Tag: care

Moving Community Mental Health Team In Pursuit of Help

Moving across borders within the NHS is somewhat like going on a pilgrimage for treatment. Before you go you are promised that things are brighter on the other side: more resources, more funding and more staff. My voyage -from an area which didn’t have a pot to put pessimism in as far as mental health services are concerned- was tough. The new team didn’t pick my case up for over a month. The team I had moved from, clearly glad to see the back of me, didn’t send any notes over at all. They probably burnt them all in a bonfire to celebrate my departure. Frustratingly this means I haven’t received the findings from the psychological assessment which I waited six months to complete. Three hours of shaking and crying and no one seems to have bothered writing it up. Ho hum.

One thing I have discovered about moving is that community teams like to do their own thing. They trust their psychologists and their psychiatrists, so even if you come brandishing a 100 page assessment they will likely still want to conduct their own. I’m in a bigger team now, so thankfully the waiting times are shorter. I’ve also, for the first time since leaving CAMHS nearly a year ago, been granted a community psychiatric nurse- something that a staffing crisis caused short supply of in my original county.

So I have a community psychiatric nurse, or CPN. A CPN’s job is to work with you towards recovery or towards getting some form of therapy.  They know about medications and, hopefully, all the symptoms you experience. They are generally very useful people to have on your side.

When… Let’s call her *Sue… Turned up she had no knowledge of my background. No transfer notes and no discharge summaries- she didn’t even know that I had been out of children’s services and inpatient for six months. Nevertheless I was very glad to see her, with visits every fortnight and her specialism in mental health rather than social work she is the first mental health professional I’ve had regular appointments with since inpatient.

Being in a bigger NHS trust certainly has it’s benefits as there are more support groups and, though still not many, a lot more resources. Coming out of the first meeting with Sue I had a psychiatry and psychology referral- something which took an age to get in my old trust. Over the last few weeks I have been trying to get to know her as my CPN and tentatively hoping that the support won’t fall to pieces beneath me- a process I am too familiar with.

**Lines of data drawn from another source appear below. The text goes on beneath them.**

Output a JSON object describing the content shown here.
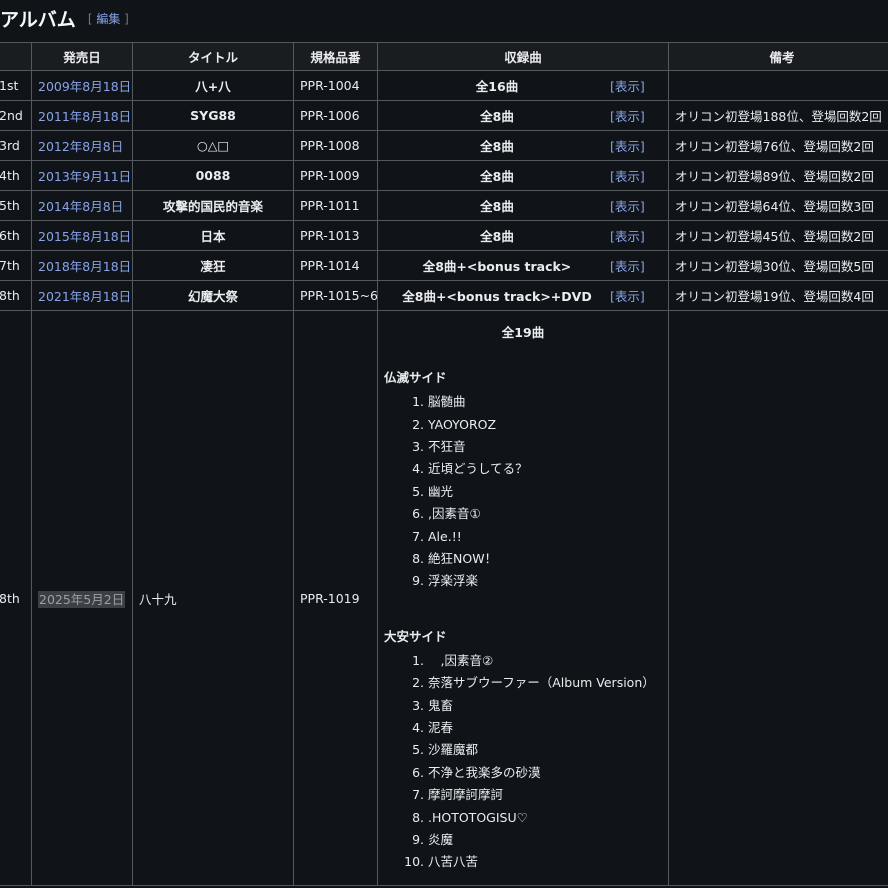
{
  "heading": {
    "title": "アルバム",
    "edit_open": "[",
    "edit_label": "編集",
    "edit_close": "]"
  },
  "columns": [
    "",
    "発売日",
    "タイトル",
    "規格品番",
    "収録曲",
    "備考"
  ],
  "rows": [
    {
      "num": "1st",
      "date": "2009年8月18日",
      "title": "八+八",
      "catalog": "PPR-1004",
      "tracks": "全16曲",
      "toggle": "[表示]",
      "note": ""
    },
    {
      "num": "2nd",
      "date": "2011年8月18日",
      "title": "SYG88",
      "catalog": "PPR-1006",
      "tracks": "全8曲",
      "toggle": "[表示]",
      "note": "オリコン初登場188位、登場回数2回"
    },
    {
      "num": "3rd",
      "date": "2012年8月8日",
      "title": "○△□",
      "catalog": "PPR-1008",
      "tracks": "全8曲",
      "toggle": "[表示]",
      "note": "オリコン初登場76位、登場回数2回"
    },
    {
      "num": "4th",
      "date": "2013年9月11日",
      "title": "0088",
      "catalog": "PPR-1009",
      "tracks": "全8曲",
      "toggle": "[表示]",
      "note": "オリコン初登場89位、登場回数2回"
    },
    {
      "num": "5th",
      "date": "2014年8月8日",
      "title": "攻撃的国民的音楽",
      "catalog": "PPR-1011",
      "tracks": "全8曲",
      "toggle": "[表示]",
      "note": "オリコン初登場64位、登場回数3回"
    },
    {
      "num": "6th",
      "date": "2015年8月18日",
      "title": "日本",
      "catalog": "PPR-1013",
      "tracks": "全8曲",
      "toggle": "[表示]",
      "note": "オリコン初登場45位、登場回数2回"
    },
    {
      "num": "7th",
      "date": "2018年8月18日",
      "title": "凄狂",
      "catalog": "PPR-1014",
      "tracks": "全8曲+<bonus track>",
      "toggle": "[表示]",
      "note": "オリコン初登場30位、登場回数5回"
    },
    {
      "num": "8th",
      "date": "2021年8月18日",
      "title": "幻魔大祭",
      "catalog": "PPR-1015~6",
      "tracks": "全8曲+<bonus track>+DVD",
      "toggle": "[表示]",
      "note": "オリコン初登場19位、登場回数4回"
    }
  ],
  "last": {
    "num": "8th",
    "date": "2025年5月2日",
    "title": "八十九",
    "catalog": "PPR-1019",
    "total": "全19曲",
    "side1_title": "仏滅サイド",
    "side1": [
      "脳髄曲",
      "YAOYOROZ",
      "不狂音",
      "近頃どうしてる？",
      "幽光",
      ",因素音①",
      "Ale.!!",
      "絶狂NOW！",
      "浮楽浮楽"
    ],
    "side2_title": "大安サイド",
    "side2": [
      "　,因素音②",
      "奈落サブウーファー（Album Version）",
      "鬼畜",
      "泥春",
      "沙羅魔都",
      "不浄と我楽多の砂漠",
      "摩訶摩訶摩訶",
      ".HOTOTOGISU♡",
      "炎魔",
      "八苦八苦"
    ]
  }
}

Obviously it is a drastic decision, one that is pretty hard to research, but if you are in a rural area and a smaller trust it might be worth looking into moving to a bigger area. You are playing with fire as if the area is too big and not split into separate teams the service might be swamped with high demand. It’s also worth remembering that you can ask for a referral to a suitable consultant anywhere in the country through your GP. If you live in or near a city I have found that they tend to have better resources with and without the involvement of NHS mental health services. Some have excellent services a like crisis cafes and support groups. Our NHS mental health resources are a postcode lottery, it needs to change.

img_0555

A Non-Definitive List of Things I Will Not Take for Granted Once I Have Left Hospital

I have now been in CAMHS inpatient care for nine months: AKA far too long. I’m now approaching my discharge and, as it edges closer, I become more and more desperate to get out. The gripes and the grudges build up until I just have to make a list. So here it is.

A Non-Definitive List of Things I Will Not Take for Granted When I Have Left Hospital

  1. Being able to get a drink whenever I am thirsty and not having to wait for staff to be free to get it for me.
  2. Sleeping in when I am tired.
  3. Going to bed when I am sleepy.
  4. Being able to say that I have a headache without a doctor pouncing on me.
  5. Not being questioned on how I care for my dog.
  6. Having the option to be with people or not be with people.
  7. Not being surrounded by distressed people constantly.
  8. Not suffering the horrible noise of the panic alarms which seems to change pitch as you move your head.
  9. Absence of people playing ‘devils advocate’ every time I just want to have a little grumble.
  10. Choosing who I spend my time with.
  11. Going out when I want
  12. Going where I want
  13. Singing at the top of my voice
  14. Going to College
  15. Being with friends
  16. Not being alone
  17. Internet access
  18. Social media support
  19. Independence
  20. Food which isn’t from a silver tray
  21. Privacy
  22. Organisation
  23. The power to change the central heating temperature
  24. Not being observed
  25. Not having an ever changing conveyor belt of staff in charge of my care
  26. Having more than one 16th of control over the television remote
  27. Watching soaps without people moaning
  28. Long dog walks to nowhere in particular
  29. Loud music
  30. Laughter
  31. Doors that aren’t locked
  32. Being able to go and see people
  33. Being stable enough to make plans with more than a 60% chance of it actually being carried out.
  34. Gyms and swims!
  35. Fresh air
  36. Not having visiting times to stick to.
  37. No ‘compulsory’ workshops to go to.
  38. Watching DVDs rated above a U
  39. Not being woken up during night observations (they turn the lights on once an hour)
  40. Not being in hospital!

I am currently camping in a coffee shop making my time off the unit last as long as I can!

If you have been in hospital, what will you never take for granted again?